National Center for
1U1C: Structure Of E. Coli Uridine Phosphorylase Complexed To 5- Benzylacyclouridine (Bau)
Structural basis for inhibition of Escherichia coli uridine phosphorylase by 5-substituted acyclouridines
Acta Crystallogr. D Biol. Crystallogr. (2005) 61 p.863-872

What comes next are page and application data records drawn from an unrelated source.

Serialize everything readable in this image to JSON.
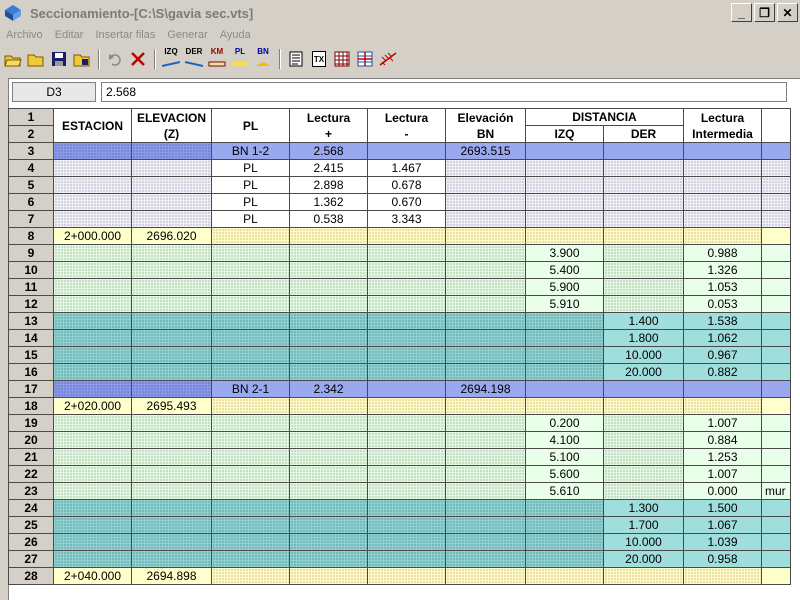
{
  "window": {
    "title": "Seccionamiento-[C:\\S\\gavia sec.vts]",
    "minimize": "_",
    "restore": "❐",
    "close": "✕"
  },
  "menu": [
    "Archivo",
    "Editar",
    "Insertar filas",
    "Generar",
    "Ayuda"
  ],
  "toolbar": {
    "izq": "IZQ",
    "der": "DER",
    "km": "KM",
    "pl": "PL",
    "bn": "BN",
    "tx": "TX"
  },
  "formula": {
    "cell": "D3",
    "value": "2.568"
  },
  "headers": {
    "row1": "1",
    "row2": "2",
    "estacion": "ESTACION",
    "elevacion": "ELEVACION",
    "elevacion_z": "(Z)",
    "pl": "PL",
    "lectura_plus_1": "Lectura",
    "lectura_plus_2": "+",
    "lectura_minus_1": "Lectura",
    "lectura_minus_2": "-",
    "elevbn_1": "Elevación",
    "elevbn_2": "BN",
    "distancia": "DISTANCIA",
    "izq": "IZQ",
    "der": "DER",
    "lint_1": "Lectura",
    "lint_2": "Intermedia"
  },
  "rows": [
    {
      "n": "3",
      "type": "bn",
      "est": "",
      "elev": "",
      "pl": "BN 1-2",
      "lp": "2.568",
      "lm": "",
      "bn": "2693.515",
      "izq": "",
      "der": "",
      "li": "",
      "x": ""
    },
    {
      "n": "4",
      "type": "pl",
      "est": "",
      "elev": "",
      "pl": "PL",
      "lp": "2.415",
      "lm": "1.467",
      "bn": "",
      "izq": "",
      "der": "",
      "li": "",
      "x": ""
    },
    {
      "n": "5",
      "type": "pl",
      "est": "",
      "elev": "",
      "pl": "PL",
      "lp": "2.898",
      "lm": "0.678",
      "bn": "",
      "izq": "",
      "der": "",
      "li": "",
      "x": ""
    },
    {
      "n": "6",
      "type": "pl",
      "est": "",
      "elev": "",
      "pl": "PL",
      "lp": "1.362",
      "lm": "0.670",
      "bn": "",
      "izq": "",
      "der": "",
      "li": "",
      "x": ""
    },
    {
      "n": "7",
      "type": "pl",
      "est": "",
      "elev": "",
      "pl": "PL",
      "lp": "0.538",
      "lm": "3.343",
      "bn": "",
      "izq": "",
      "der": "",
      "li": "",
      "x": ""
    },
    {
      "n": "8",
      "type": "st",
      "est": "2+000.000",
      "elev": "2696.020",
      "pl": "",
      "lp": "",
      "lm": "",
      "bn": "",
      "izq": "",
      "der": "",
      "li": "",
      "x": ""
    },
    {
      "n": "9",
      "type": "iz",
      "est": "",
      "elev": "",
      "pl": "",
      "lp": "",
      "lm": "",
      "bn": "",
      "izq": "3.900",
      "der": "",
      "li": "0.988",
      "x": ""
    },
    {
      "n": "10",
      "type": "iz",
      "est": "",
      "elev": "",
      "pl": "",
      "lp": "",
      "lm": "",
      "bn": "",
      "izq": "5.400",
      "der": "",
      "li": "1.326",
      "x": ""
    },
    {
      "n": "11",
      "type": "iz",
      "est": "",
      "elev": "",
      "pl": "",
      "lp": "",
      "lm": "",
      "bn": "",
      "izq": "5.900",
      "der": "",
      "li": "1.053",
      "x": ""
    },
    {
      "n": "12",
      "type": "iz",
      "est": "",
      "elev": "",
      "pl": "",
      "lp": "",
      "lm": "",
      "bn": "",
      "izq": "5.910",
      "der": "",
      "li": "0.053",
      "x": ""
    },
    {
      "n": "13",
      "type": "de",
      "est": "",
      "elev": "",
      "pl": "",
      "lp": "",
      "lm": "",
      "bn": "",
      "izq": "",
      "der": "1.400",
      "li": "1.538",
      "x": ""
    },
    {
      "n": "14",
      "type": "de",
      "est": "",
      "elev": "",
      "pl": "",
      "lp": "",
      "lm": "",
      "bn": "",
      "izq": "",
      "der": "1.800",
      "li": "1.062",
      "x": ""
    },
    {
      "n": "15",
      "type": "de",
      "est": "",
      "elev": "",
      "pl": "",
      "lp": "",
      "lm": "",
      "bn": "",
      "izq": "",
      "der": "10.000",
      "li": "0.967",
      "x": ""
    },
    {
      "n": "16",
      "type": "de",
      "est": "",
      "elev": "",
      "pl": "",
      "lp": "",
      "lm": "",
      "bn": "",
      "izq": "",
      "der": "20.000",
      "li": "0.882",
      "x": ""
    },
    {
      "n": "17",
      "type": "bn",
      "est": "",
      "elev": "",
      "pl": "BN 2-1",
      "lp": "2.342",
      "lm": "",
      "bn": "2694.198",
      "izq": "",
      "der": "",
      "li": "",
      "x": ""
    },
    {
      "n": "18",
      "type": "st",
      "est": "2+020.000",
      "elev": "2695.493",
      "pl": "",
      "lp": "",
      "lm": "",
      "bn": "",
      "izq": "",
      "der": "",
      "li": "",
      "x": ""
    },
    {
      "n": "19",
      "type": "iz",
      "est": "",
      "elev": "",
      "pl": "",
      "lp": "",
      "lm": "",
      "bn": "",
      "izq": "0.200",
      "der": "",
      "li": "1.007",
      "x": ""
    },
    {
      "n": "20",
      "type": "iz",
      "est": "",
      "elev": "",
      "pl": "",
      "lp": "",
      "lm": "",
      "bn": "",
      "izq": "4.100",
      "der": "",
      "li": "0.884",
      "x": ""
    },
    {
      "n": "21",
      "type": "iz",
      "est": "",
      "elev": "",
      "pl": "",
      "lp": "",
      "lm": "",
      "bn": "",
      "izq": "5.100",
      "der": "",
      "li": "1.253",
      "x": ""
    },
    {
      "n": "22",
      "type": "iz",
      "est": "",
      "elev": "",
      "pl": "",
      "lp": "",
      "lm": "",
      "bn": "",
      "izq": "5.600",
      "der": "",
      "li": "1.007",
      "x": ""
    },
    {
      "n": "23",
      "type": "iz",
      "est": "",
      "elev": "",
      "pl": "",
      "lp": "",
      "lm": "",
      "bn": "",
      "izq": "5.610",
      "der": "",
      "li": "0.000",
      "x": "mur"
    },
    {
      "n": "24",
      "type": "de",
      "est": "",
      "elev": "",
      "pl": "",
      "lp": "",
      "lm": "",
      "bn": "",
      "izq": "",
      "der": "1.300",
      "li": "1.500",
      "x": ""
    },
    {
      "n": "25",
      "type": "de",
      "est": "",
      "elev": "",
      "pl": "",
      "lp": "",
      "lm": "",
      "bn": "",
      "izq": "",
      "der": "1.700",
      "li": "1.067",
      "x": ""
    },
    {
      "n": "26",
      "type": "de",
      "est": "",
      "elev": "",
      "pl": "",
      "lp": "",
      "lm": "",
      "bn": "",
      "izq": "",
      "der": "10.000",
      "li": "1.039",
      "x": ""
    },
    {
      "n": "27",
      "type": "de",
      "est": "",
      "elev": "",
      "pl": "",
      "lp": "",
      "lm": "",
      "bn": "",
      "izq": "",
      "der": "20.000",
      "li": "0.958",
      "x": ""
    },
    {
      "n": "28",
      "type": "st",
      "est": "2+040.000",
      "elev": "2694.898",
      "pl": "",
      "lp": "",
      "lm": "",
      "bn": "",
      "izq": "",
      "der": "",
      "li": "",
      "x": ""
    }
  ]
}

Uridine phosphorylase (UP) catalyzes the reversible phosphorolysis of uridine to uracil and ribose 1-phosphate and is a key enzyme in the pyrimidine-salvage pathway. Escherichia coli UP is structurally homologous to E. coli purine nucleoside phosphorylase and other members of the type I family of nucleoside phosphorylases. The structures of 5-benzylacyclouridine, 5-phenylthioacyclouridine, 5-phenylselenenylacyclouridine, 5-m-benzyloxybenzyl acyclouridine and 5-m-benzyloxybenzyl barbituric acid acyclonucleoside bound to the active site of E. coli UP have been determined, with resolutions ranging from 1.95 to 2.3 A. For all five complexes the acyclo sugar moiety binds to the active site in a conformation that mimics the ribose ring of the natural substrates. Surprisingly, the terminal hydroxyl group occupies the position of the nonessential 5'-hydroxyl substituent of the substrate rather than the 3'-hydroxyl group, which is normally required for catalytic activity. Until recently, inhibitors of UP were designed with limited structural knowledge of the active-site residues. These structures explain the basis of inhibition for this series of acyclouridine analogs and suggest possible additional avenues for future drug-design efforts. Furthermore, the studies can be extended to design inhibitors of human UP, for which no X-ray structure is available.